- Assigned task: Your job is to retype all of the data word for word, leaving every image out.
START Data listing
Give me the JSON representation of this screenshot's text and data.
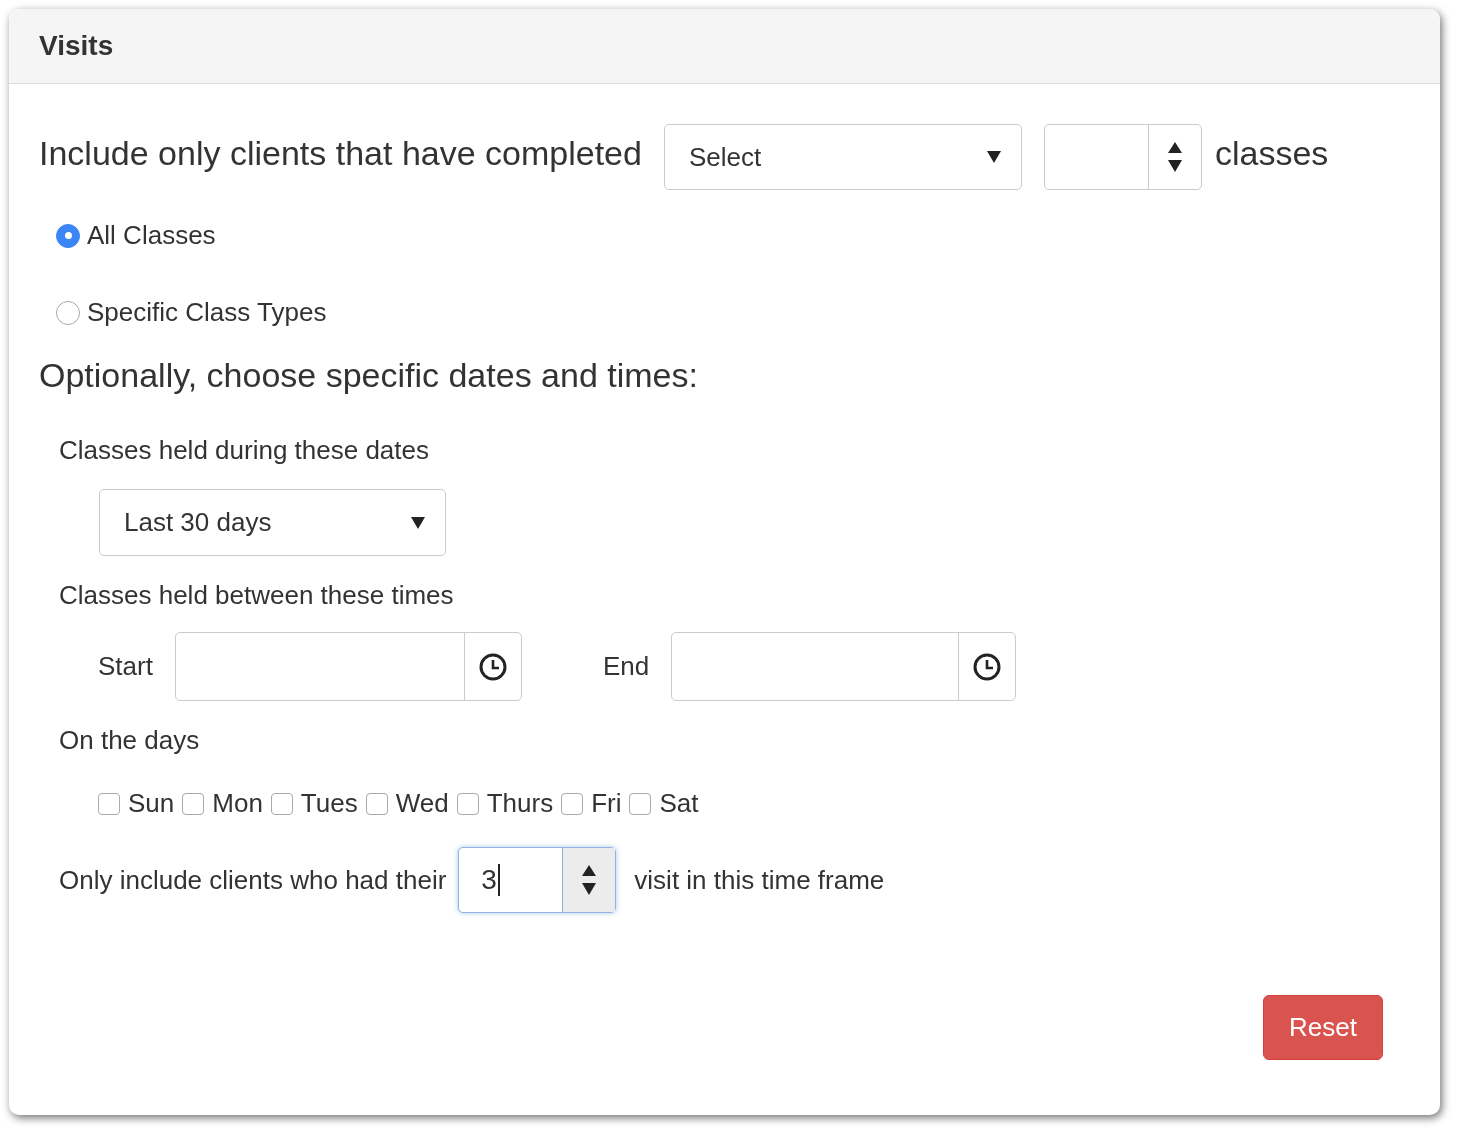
{
  "panel": {
    "title": "Visits"
  },
  "completed": {
    "label": "Include only clients that have completed",
    "select": {
      "value": "Select"
    },
    "unit": "classes"
  },
  "class_scope": [
    {
      "label": "All Classes",
      "selected": true
    },
    {
      "label": "Specific Class Types",
      "selected": false
    }
  ],
  "optional_heading": "Optionally, choose specific dates and times:",
  "dates": {
    "label": "Classes held during these dates",
    "select": {
      "value": "Last 30 days"
    }
  },
  "times": {
    "label": "Classes held between these times",
    "start": {
      "label": "Start"
    },
    "end": {
      "label": "End"
    }
  },
  "days": {
    "label": "On the days",
    "items": [
      {
        "label": "Sun",
        "checked": false
      },
      {
        "label": "Mon",
        "checked": false
      },
      {
        "label": "Tues",
        "checked": false
      },
      {
        "label": "Wed",
        "checked": false
      },
      {
        "label": "Thurs",
        "checked": false
      },
      {
        "label": "Fri",
        "checked": false
      },
      {
        "label": "Sat",
        "checked": false
      }
    ]
  },
  "visit": {
    "label_before": "Only include clients who had their",
    "value": "3",
    "focused": true,
    "label_after": "visit in this time frame"
  },
  "buttons": [
    {
      "label": "Reset",
      "kind": "danger"
    }
  ]
}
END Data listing
- Answer space:
Give me the JSON representation of this screenshot's text and data.
{
  "panel": {
    "title": "Visits"
  },
  "completed": {
    "label": "Include only clients that have completed",
    "select": {
      "value": "Select"
    },
    "unit": "classes"
  },
  "class_scope": [
    {
      "label": "All Classes",
      "selected": true
    },
    {
      "label": "Specific Class Types",
      "selected": false
    }
  ],
  "optional_heading": "Optionally, choose specific dates and times:",
  "dates": {
    "label": "Classes held during these dates",
    "select": {
      "value": "Last 30 days"
    }
  },
  "times": {
    "label": "Classes held between these times",
    "start": {
      "label": "Start"
    },
    "end": {
      "label": "End"
    }
  },
  "days": {
    "label": "On the days",
    "items": [
      {
        "label": "Sun",
        "checked": false
      },
      {
        "label": "Mon",
        "checked": false
      },
      {
        "label": "Tues",
        "checked": false
      },
      {
        "label": "Wed",
        "checked": false
      },
      {
        "label": "Thurs",
        "checked": false
      },
      {
        "label": "Fri",
        "checked": false
      },
      {
        "label": "Sat",
        "checked": false
      }
    ]
  },
  "visit": {
    "label_before": "Only include clients who had their",
    "value": "3",
    "focused": true,
    "label_after": "visit in this time frame"
  },
  "buttons": [
    {
      "label": "Reset",
      "kind": "danger"
    }
  ]
}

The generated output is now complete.